Data to process: Begin
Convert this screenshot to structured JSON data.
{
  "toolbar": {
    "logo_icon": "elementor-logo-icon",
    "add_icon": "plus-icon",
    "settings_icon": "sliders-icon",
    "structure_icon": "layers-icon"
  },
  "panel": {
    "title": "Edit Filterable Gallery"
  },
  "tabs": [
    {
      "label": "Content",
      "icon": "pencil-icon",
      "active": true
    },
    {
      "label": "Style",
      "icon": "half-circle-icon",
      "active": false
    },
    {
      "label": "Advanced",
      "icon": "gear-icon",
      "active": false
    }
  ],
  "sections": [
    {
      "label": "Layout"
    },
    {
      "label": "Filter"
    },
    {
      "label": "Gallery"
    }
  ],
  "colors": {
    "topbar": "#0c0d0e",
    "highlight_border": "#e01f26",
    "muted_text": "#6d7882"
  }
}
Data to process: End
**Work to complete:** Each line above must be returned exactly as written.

**Answer box:**
Convert this screenshot to structured JSON data.
{
  "toolbar": {
    "logo_icon": "elementor-logo-icon",
    "add_icon": "plus-icon",
    "settings_icon": "sliders-icon",
    "structure_icon": "layers-icon"
  },
  "panel": {
    "title": "Edit Filterable Gallery"
  },
  "tabs": [
    {
      "label": "Content",
      "icon": "pencil-icon",
      "active": true
    },
    {
      "label": "Style",
      "icon": "half-circle-icon",
      "active": false
    },
    {
      "label": "Advanced",
      "icon": "gear-icon",
      "active": false
    }
  ],
  "sections": [
    {
      "label": "Layout"
    },
    {
      "label": "Filter"
    },
    {
      "label": "Gallery"
    }
  ],
  "colors": {
    "topbar": "#0c0d0e",
    "highlight_border": "#e01f26",
    "muted_text": "#6d7882"
  }
}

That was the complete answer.